“What matters is whether the scope of the powers conferred on the English Court by the choice of English curial law includes the jurisdiction which the English Court undoubtedly has to grant declaratory and anti-suit relief in relation to foreign proceedings brought in breach of the arbitration agreement.”
The Court also endorsed the view expressed in other authorities and by respected commentators that parties choose particular arbitral seats because of their legal infrastructure, arbitration law and track record for enforcing agreements to arbitrate.
The Court rejected the proposition that the arbitral tribunal was the a priori forum for any jurisdictional challenge and stated that “…the court of the seat always remains the primary arbiter of the substantive jurisdiction of the tribunal and will examine that jurisdiction not only in a challenge to the tribunal’s ruling on its own substantive jurisdiction, but if necessary in advance of it.”
The Court of Appeal also held that, even if the Arbitration Agreement had been found to be governed by Russian law, this would not have been a reason to defer to the Moscow Court, stating that “…ceding the decision to the court seised of the allegedly abusive proceedings cannot be justified on grounds of comity, whether as a matter of forum conveniens or as a relevant factor in the exercise of discretionary relief.”
The Court of Appeal held that the law governing the Arbitration Agreement is English law.
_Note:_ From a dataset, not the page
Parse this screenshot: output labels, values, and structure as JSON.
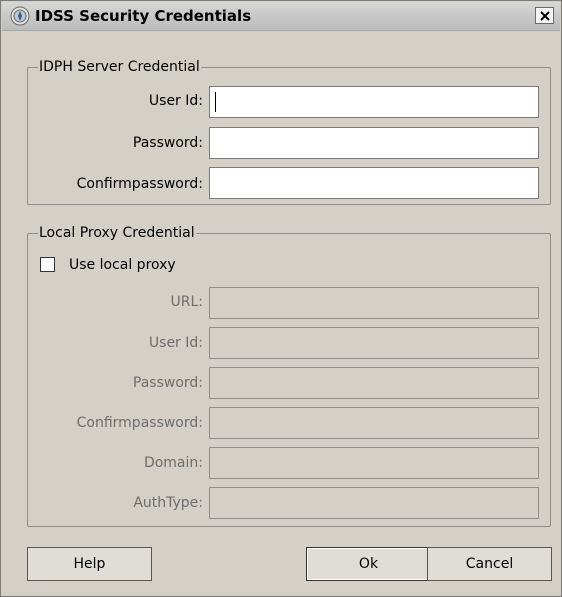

This case raised the question of the relative weight to be given to the law of the seat and the law of the contract in which the arbitration agreement is found, where they differ, in determining the law of the arbitration agreement itself.
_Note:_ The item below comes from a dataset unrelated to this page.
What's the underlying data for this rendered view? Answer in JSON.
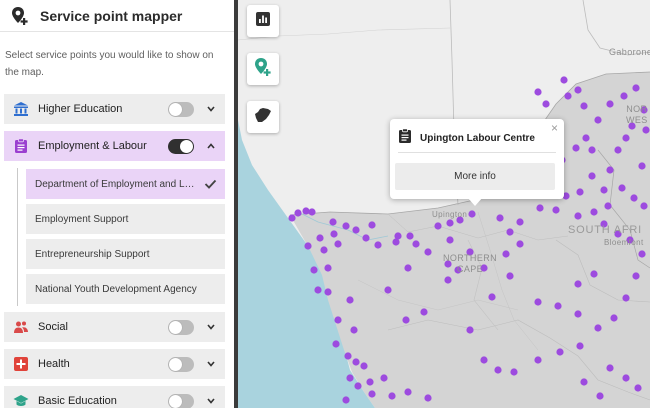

The Court set out the applicable conflict of laws rules: i) is there an express choice of law? ii) if not, is there an implied choice of law? iii) if not, with what system of law does the arbitration agreement have its closest and most real connection?
Popplewell LJ undertook a thorough review of the relevant authorities. He concluded that where there is an express choice of law for the contract in which the arbitration agreement is found, it will be a matter of construction of the whole contract, including the arbitration agreement, whether that was also a choice of that law for the arbitration agreement. In all other cases, the general rule should be that the law of the arbitration agreement is that of the curial law (i.e. law of the seat) as a matter of implied choice, subject to any particular features of the case demonstrating powerful reasons to the contrary. The Court identified a number of reasons supporting this conclusion. In particular, the overlap between the scope of the curial law and that of the arbitration agreement strongly suggests that they should usually be the same. It is, the Court said, unlikely that businessmen would have chosen that the curial court should apply two different systems of law when exercising that function.
Applying these principles to the case, the Court of Appeal held that the law of the Arbitration Agreement is English law. As such (and this was common ground), Chubb had brought and pursued proceedings in Russia in breach of the Arbitration Agreement.
Having concluded that Chubb was in breach of the Arbitration Agreement, the Court turned to the question of its discretion as to whether or not to grant ENKA anti-suit relief. The Court rejected Andrew Baker J’s approach to the issue. In particular, it held that:
The Court of Appeal therefore held that there was no good reason for refusing to exercise its discretion to grant anti-suit relief—and granted ENKA anti-suit relief on the terms sought.
Shearman & Sterling acted for ENKA (Partner, Alex Bevan, Associates, Chris Collins and Jonathan Swil and Trainee, Lauren Richardson)